That brings us to the quite recent past. When I was preparing for this Kickstarter, I needed to determine the amount of time I would need to complete the project. To that end, I compiled a list of must-have-to-launch features and tasks. I had already solved or routed around all the really intractable mathematical problems related to the game’s subject matter, so what I had left were a number of tasks that were at least analogous to things I had done in the past, if not direct knock-offs. Given my extreme comfort with C# and .NET, I was able to make pretty accurate estimates of the coding load. I talked with friends in the video game art community to get a sense of how much lead time an artist would need for the load I had. I worked out budgets and timelines and sources and all the minutiae that goes into a well-run development project.
My final total on development time was 1,142 hours. I multiplied that by 1.3 for overhead, unexpected delays, marketing tasks, etc. (I didn’t just trip over 1.3, by the way, I actually took the time to derive from my prior projects that I spend about 25% of my total work time on these overhead tasks. I don’t know if that’s high or low, but it is the observed value.) That took me up to 1,485 hours, so I rounded up to 1,500 hours.

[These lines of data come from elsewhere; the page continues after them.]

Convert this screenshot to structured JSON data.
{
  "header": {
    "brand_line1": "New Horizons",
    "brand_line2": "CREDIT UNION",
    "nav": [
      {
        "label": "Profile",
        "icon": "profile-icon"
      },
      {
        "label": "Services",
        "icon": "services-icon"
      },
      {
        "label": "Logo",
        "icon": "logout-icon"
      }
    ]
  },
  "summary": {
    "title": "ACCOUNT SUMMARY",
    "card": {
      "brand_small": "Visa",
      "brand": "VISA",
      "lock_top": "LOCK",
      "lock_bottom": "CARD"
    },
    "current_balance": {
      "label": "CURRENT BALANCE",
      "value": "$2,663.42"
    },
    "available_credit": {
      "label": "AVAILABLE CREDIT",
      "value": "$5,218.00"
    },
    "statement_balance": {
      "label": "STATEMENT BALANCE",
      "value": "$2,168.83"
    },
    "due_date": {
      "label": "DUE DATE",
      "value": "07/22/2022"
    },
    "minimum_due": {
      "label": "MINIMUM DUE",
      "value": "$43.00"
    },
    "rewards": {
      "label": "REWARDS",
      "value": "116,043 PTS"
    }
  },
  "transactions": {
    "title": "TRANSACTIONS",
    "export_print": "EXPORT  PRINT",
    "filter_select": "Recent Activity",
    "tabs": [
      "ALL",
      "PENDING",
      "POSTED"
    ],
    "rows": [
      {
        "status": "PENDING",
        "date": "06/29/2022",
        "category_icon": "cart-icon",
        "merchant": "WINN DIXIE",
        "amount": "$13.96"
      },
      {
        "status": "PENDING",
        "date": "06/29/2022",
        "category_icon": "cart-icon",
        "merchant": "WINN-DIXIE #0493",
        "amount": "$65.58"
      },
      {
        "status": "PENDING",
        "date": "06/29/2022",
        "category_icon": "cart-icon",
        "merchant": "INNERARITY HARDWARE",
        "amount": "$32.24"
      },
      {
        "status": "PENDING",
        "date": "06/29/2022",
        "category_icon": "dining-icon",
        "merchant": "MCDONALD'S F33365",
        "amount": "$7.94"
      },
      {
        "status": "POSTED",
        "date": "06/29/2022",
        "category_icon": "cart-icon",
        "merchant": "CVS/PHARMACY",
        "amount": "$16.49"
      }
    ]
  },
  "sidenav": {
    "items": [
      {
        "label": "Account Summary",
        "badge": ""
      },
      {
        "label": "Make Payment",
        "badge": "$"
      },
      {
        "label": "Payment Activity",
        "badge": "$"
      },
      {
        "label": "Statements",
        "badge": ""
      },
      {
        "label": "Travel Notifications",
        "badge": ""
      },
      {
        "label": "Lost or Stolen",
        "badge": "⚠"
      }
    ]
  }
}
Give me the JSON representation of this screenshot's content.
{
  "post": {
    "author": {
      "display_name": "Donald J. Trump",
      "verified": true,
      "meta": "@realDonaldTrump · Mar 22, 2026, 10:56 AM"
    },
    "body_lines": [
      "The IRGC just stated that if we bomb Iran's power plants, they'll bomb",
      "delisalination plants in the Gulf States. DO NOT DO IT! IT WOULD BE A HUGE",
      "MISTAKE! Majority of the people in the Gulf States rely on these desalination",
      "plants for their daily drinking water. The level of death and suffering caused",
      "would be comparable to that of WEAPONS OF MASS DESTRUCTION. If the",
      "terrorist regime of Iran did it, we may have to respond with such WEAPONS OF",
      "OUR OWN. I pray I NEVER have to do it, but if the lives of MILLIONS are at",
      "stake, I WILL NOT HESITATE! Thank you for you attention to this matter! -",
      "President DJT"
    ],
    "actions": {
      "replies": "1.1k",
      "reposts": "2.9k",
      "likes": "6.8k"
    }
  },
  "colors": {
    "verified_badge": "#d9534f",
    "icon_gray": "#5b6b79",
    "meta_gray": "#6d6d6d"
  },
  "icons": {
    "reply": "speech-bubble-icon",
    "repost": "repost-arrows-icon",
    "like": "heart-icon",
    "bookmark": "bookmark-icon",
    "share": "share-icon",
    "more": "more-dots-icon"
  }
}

Conventional reckoning would tell me that’s about 38 weeks of work at 40 hours a week. From April 15th to October 31st is about 27 weeks, which seems to present a shortfall of ten weeks. How do I intend to make up the difference?
I need to work about 56 hours a week to make October 1st under this plan. Normally, I work about 65 hours a week, so that isn’t a huge deal. I’m usually at my desk from 0830 to 2300 each work day, but an hour or two each day is lost to what I might generously call “unproductive activity.” I’m gifted with a considerable degree of focus, though, especially when I’m passionate about the work I’m doing. Over the 27 weeks of development, I’m looking at a predicted 1,755 hours of work if I don’t push myself too hard. In that time, I need to fit in and estimated 1,142 hours of development, which is actually just over 28 40-hour weeks.
There’s no question, I’m undertaking an ambitious schedule here, and I will be pushing hard to make my delivery date. I am not, however, making up numbers and diving in blind. My safety margin is nearly 35% of my total development time budget. I don’t have time to dilly-dally, but I do have the time to develop and deliver Slower Than Light on-schedule if the Kickstarter gets funded.
I have the time, the expertise, the knowledge, and the experience to delivery this project. I just really hope I can get the money.
4 thoughts on “Project Plan, Experience, and 1,500 Hours”
Just a quick note – it’s ironic to me that you are developing this PC game. This follows along the lines of a boardgame design I worked on for several months, back around 2008. The players had to decide how many probes to send to which star systems (more probes=better information), before equipping and launching colony ships. A risk management scenario, basically, but unfortunately, gameplay always seemed to revolve around some degree of raw luck (good or bad) in results, so I shelved it.
I’ll back your project, though, because the subject matter is dear to my own heart. I just wish I could live long enough to see it happen.
I seem to recall a very small mini-game at the beginning of Sierra’s Outpost that ran along those lines, during initial system selection. I’m sure your design had deeper decision-making structure, though.
Believe it or not, I play a lot of board games, too. Already a number of people have asked me if I drew any inspiration from Phil Eklund’s High Frontier, which I own a well-loved copy of. There’s certainly a fair number of assists I got while designing Slower Than Light from Phil’s rather exhaustively-researched appendices.